====== The data

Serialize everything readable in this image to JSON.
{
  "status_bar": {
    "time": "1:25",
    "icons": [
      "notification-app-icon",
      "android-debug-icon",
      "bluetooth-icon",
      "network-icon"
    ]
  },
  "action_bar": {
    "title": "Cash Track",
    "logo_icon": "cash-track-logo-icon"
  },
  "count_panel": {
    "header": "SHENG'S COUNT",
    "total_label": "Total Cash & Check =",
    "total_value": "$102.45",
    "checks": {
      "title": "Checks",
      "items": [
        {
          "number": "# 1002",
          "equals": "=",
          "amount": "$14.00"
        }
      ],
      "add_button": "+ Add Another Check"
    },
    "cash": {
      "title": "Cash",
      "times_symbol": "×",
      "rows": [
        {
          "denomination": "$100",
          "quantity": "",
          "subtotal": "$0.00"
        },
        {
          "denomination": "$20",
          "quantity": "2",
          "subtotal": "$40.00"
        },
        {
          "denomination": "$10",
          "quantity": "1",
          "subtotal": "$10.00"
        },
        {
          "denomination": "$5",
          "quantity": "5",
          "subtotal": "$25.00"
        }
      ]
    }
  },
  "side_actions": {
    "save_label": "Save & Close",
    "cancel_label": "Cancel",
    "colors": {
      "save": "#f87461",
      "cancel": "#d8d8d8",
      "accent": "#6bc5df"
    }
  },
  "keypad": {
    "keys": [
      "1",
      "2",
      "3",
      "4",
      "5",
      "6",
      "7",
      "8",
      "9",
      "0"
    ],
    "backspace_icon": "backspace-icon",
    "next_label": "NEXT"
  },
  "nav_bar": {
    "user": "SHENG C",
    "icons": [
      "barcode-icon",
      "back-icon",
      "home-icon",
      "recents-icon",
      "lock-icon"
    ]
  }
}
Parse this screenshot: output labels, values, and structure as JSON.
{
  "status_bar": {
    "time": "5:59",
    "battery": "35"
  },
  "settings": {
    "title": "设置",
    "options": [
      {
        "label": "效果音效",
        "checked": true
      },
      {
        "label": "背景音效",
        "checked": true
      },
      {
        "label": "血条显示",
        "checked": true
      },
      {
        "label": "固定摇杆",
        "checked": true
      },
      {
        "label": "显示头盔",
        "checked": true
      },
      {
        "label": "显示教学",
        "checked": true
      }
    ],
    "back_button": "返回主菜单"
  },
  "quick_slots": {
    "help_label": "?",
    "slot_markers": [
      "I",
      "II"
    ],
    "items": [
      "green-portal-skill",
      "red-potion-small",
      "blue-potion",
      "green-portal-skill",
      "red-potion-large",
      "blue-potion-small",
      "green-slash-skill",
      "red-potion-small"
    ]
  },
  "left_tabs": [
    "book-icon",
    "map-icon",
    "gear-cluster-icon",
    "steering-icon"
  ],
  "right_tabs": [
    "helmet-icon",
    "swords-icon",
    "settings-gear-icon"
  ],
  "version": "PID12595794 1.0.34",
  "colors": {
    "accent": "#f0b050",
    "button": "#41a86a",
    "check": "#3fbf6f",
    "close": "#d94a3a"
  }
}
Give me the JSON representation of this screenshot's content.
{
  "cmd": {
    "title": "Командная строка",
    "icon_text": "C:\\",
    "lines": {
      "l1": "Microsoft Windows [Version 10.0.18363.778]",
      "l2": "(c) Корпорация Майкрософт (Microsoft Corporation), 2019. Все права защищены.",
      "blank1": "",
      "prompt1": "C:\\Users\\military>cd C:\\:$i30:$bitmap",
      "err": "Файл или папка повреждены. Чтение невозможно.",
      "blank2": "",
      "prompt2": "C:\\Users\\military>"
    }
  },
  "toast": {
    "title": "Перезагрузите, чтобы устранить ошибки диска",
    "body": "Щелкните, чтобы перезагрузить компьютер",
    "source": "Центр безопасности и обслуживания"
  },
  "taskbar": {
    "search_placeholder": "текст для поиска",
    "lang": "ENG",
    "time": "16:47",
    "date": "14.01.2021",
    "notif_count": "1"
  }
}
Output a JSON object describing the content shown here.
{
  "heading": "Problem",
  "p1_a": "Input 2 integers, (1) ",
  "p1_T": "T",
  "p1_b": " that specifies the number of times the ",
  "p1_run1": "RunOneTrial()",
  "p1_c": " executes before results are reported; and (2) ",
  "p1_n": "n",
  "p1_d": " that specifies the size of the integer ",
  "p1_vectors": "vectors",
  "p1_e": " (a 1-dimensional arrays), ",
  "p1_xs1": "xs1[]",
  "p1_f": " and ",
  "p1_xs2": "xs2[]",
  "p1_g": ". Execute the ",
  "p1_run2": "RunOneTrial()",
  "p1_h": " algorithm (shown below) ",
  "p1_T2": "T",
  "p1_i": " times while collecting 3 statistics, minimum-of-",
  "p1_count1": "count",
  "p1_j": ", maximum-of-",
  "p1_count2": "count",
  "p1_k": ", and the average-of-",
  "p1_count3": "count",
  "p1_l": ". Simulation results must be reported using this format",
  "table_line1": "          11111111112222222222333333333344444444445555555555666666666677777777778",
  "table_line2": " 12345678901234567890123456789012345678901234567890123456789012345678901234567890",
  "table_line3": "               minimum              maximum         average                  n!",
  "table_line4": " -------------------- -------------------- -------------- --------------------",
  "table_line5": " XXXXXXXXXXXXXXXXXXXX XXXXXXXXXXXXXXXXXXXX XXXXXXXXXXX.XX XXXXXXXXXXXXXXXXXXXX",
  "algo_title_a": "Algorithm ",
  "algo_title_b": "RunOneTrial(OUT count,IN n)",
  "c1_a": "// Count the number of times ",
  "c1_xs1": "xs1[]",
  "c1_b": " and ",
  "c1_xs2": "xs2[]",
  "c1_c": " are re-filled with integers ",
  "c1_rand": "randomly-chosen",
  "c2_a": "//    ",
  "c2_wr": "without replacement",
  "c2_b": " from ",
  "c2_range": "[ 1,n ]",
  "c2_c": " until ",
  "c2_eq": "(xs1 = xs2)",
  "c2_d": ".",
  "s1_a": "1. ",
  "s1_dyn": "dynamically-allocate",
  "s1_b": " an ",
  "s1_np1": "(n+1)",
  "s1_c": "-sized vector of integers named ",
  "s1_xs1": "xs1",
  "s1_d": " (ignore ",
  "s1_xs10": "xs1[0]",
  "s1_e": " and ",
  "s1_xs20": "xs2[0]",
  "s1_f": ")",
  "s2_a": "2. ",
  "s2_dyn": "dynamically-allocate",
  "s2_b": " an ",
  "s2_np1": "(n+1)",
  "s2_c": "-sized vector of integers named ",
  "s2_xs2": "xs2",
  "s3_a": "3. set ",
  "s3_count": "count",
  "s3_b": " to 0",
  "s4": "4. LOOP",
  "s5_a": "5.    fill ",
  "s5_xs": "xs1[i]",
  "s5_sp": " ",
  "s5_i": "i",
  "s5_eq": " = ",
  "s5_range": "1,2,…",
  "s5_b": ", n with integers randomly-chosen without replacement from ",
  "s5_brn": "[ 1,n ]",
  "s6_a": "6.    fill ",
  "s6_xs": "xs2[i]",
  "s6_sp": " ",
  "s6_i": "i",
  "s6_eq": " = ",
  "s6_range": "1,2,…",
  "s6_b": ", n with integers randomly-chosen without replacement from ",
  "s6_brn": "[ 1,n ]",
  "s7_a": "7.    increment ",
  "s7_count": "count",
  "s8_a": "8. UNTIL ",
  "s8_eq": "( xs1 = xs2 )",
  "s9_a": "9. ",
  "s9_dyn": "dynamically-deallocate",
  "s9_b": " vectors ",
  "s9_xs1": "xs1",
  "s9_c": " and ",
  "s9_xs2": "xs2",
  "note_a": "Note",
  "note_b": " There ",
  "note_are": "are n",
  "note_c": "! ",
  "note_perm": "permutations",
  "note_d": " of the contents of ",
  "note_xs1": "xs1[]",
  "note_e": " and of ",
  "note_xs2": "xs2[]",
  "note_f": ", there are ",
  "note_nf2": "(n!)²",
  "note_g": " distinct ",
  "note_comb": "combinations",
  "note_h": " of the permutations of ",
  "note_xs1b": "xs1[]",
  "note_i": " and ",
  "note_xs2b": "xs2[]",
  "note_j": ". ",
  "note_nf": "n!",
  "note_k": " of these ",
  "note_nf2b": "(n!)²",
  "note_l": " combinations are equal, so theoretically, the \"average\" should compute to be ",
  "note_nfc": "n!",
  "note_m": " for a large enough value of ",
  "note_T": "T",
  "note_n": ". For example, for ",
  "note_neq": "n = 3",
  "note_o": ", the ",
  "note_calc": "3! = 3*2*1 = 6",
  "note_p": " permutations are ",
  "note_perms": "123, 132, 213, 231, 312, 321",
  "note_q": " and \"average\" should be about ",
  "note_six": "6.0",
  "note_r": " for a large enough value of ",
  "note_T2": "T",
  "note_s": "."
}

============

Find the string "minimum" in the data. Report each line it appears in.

  "p1_i": " times while collecting 3 statistics, minimum-of-",
  "table_line3": "               minimum              maximum         average                  n!",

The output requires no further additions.